Directions for this task:
In this exercise, write out the data word for word and leave every image out.

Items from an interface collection

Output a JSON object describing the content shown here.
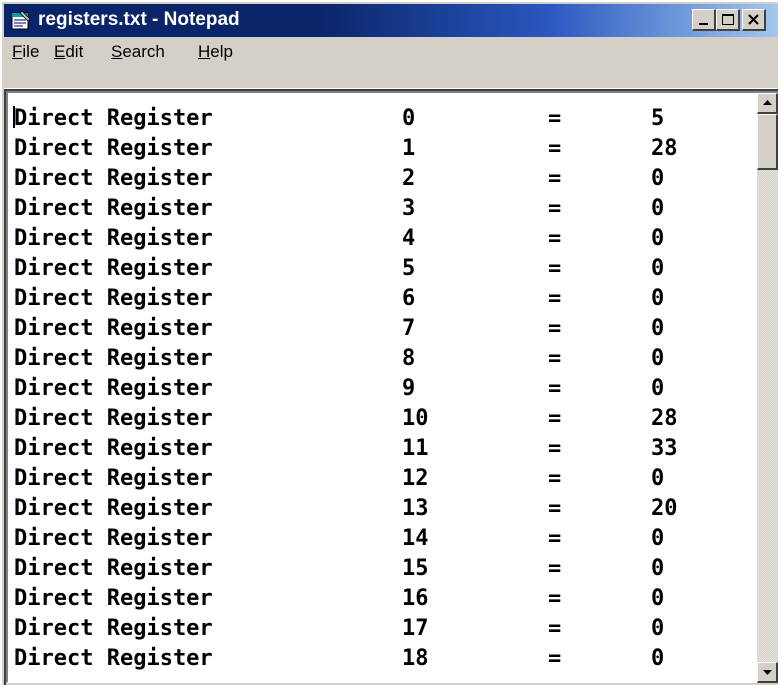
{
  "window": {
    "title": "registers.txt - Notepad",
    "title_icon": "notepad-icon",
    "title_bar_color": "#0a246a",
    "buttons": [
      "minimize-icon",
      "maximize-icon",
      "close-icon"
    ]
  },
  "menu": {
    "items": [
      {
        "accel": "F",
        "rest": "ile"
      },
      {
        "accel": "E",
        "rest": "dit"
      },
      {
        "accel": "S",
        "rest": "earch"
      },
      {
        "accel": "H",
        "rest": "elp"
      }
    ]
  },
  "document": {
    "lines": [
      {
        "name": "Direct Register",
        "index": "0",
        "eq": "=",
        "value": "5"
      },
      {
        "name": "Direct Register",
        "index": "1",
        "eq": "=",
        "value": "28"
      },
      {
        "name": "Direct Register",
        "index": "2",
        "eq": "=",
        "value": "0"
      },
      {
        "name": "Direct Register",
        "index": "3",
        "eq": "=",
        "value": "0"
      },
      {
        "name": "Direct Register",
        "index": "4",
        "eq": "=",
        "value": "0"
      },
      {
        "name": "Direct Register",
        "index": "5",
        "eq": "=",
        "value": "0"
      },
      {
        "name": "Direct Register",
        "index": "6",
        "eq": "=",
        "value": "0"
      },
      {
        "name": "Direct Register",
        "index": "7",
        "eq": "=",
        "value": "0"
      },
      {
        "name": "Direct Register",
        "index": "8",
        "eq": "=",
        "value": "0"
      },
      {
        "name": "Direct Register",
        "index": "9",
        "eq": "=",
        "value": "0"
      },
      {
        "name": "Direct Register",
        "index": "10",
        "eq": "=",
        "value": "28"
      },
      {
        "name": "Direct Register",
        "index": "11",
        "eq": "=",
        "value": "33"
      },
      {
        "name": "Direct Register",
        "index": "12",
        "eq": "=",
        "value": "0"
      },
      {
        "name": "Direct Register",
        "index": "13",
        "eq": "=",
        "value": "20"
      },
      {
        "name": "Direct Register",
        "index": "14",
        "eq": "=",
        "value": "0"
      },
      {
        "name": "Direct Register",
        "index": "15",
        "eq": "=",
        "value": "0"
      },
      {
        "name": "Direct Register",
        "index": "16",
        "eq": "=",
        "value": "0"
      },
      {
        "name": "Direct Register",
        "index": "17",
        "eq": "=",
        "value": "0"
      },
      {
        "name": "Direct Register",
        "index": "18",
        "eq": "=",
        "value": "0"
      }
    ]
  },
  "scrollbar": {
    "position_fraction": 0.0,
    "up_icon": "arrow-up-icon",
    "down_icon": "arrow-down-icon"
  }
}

Answer:
Output a JSON object describing the content shown here.
{
  "window": {
    "title": "registers.txt - Notepad",
    "title_icon": "notepad-icon",
    "title_bar_color": "#0a246a",
    "buttons": [
      "minimize-icon",
      "maximize-icon",
      "close-icon"
    ]
  },
  "menu": {
    "items": [
      {
        "accel": "F",
        "rest": "ile"
      },
      {
        "accel": "E",
        "rest": "dit"
      },
      {
        "accel": "S",
        "rest": "earch"
      },
      {
        "accel": "H",
        "rest": "elp"
      }
    ]
  },
  "document": {
    "lines": [
      {
        "name": "Direct Register",
        "index": "0",
        "eq": "=",
        "value": "5"
      },
      {
        "name": "Direct Register",
        "index": "1",
        "eq": "=",
        "value": "28"
      },
      {
        "name": "Direct Register",
        "index": "2",
        "eq": "=",
        "value": "0"
      },
      {
        "name": "Direct Register",
        "index": "3",
        "eq": "=",
        "value": "0"
      },
      {
        "name": "Direct Register",
        "index": "4",
        "eq": "=",
        "value": "0"
      },
      {
        "name": "Direct Register",
        "index": "5",
        "eq": "=",
        "value": "0"
      },
      {
        "name": "Direct Register",
        "index": "6",
        "eq": "=",
        "value": "0"
      },
      {
        "name": "Direct Register",
        "index": "7",
        "eq": "=",
        "value": "0"
      },
      {
        "name": "Direct Register",
        "index": "8",
        "eq": "=",
        "value": "0"
      },
      {
        "name": "Direct Register",
        "index": "9",
        "eq": "=",
        "value": "0"
      },
      {
        "name": "Direct Register",
        "index": "10",
        "eq": "=",
        "value": "28"
      },
      {
        "name": "Direct Register",
        "index": "11",
        "eq": "=",
        "value": "33"
      },
      {
        "name": "Direct Register",
        "index": "12",
        "eq": "=",
        "value": "0"
      },
      {
        "name": "Direct Register",
        "index": "13",
        "eq": "=",
        "value": "20"
      },
      {
        "name": "Direct Register",
        "index": "14",
        "eq": "=",
        "value": "0"
      },
      {
        "name": "Direct Register",
        "index": "15",
        "eq": "=",
        "value": "0"
      },
      {
        "name": "Direct Register",
        "index": "16",
        "eq": "=",
        "value": "0"
      },
      {
        "name": "Direct Register",
        "index": "17",
        "eq": "=",
        "value": "0"
      },
      {
        "name": "Direct Register",
        "index": "18",
        "eq": "=",
        "value": "0"
      }
    ]
  },
  "scrollbar": {
    "position_fraction": 0.0,
    "up_icon": "arrow-up-icon",
    "down_icon": "arrow-down-icon"
  }
}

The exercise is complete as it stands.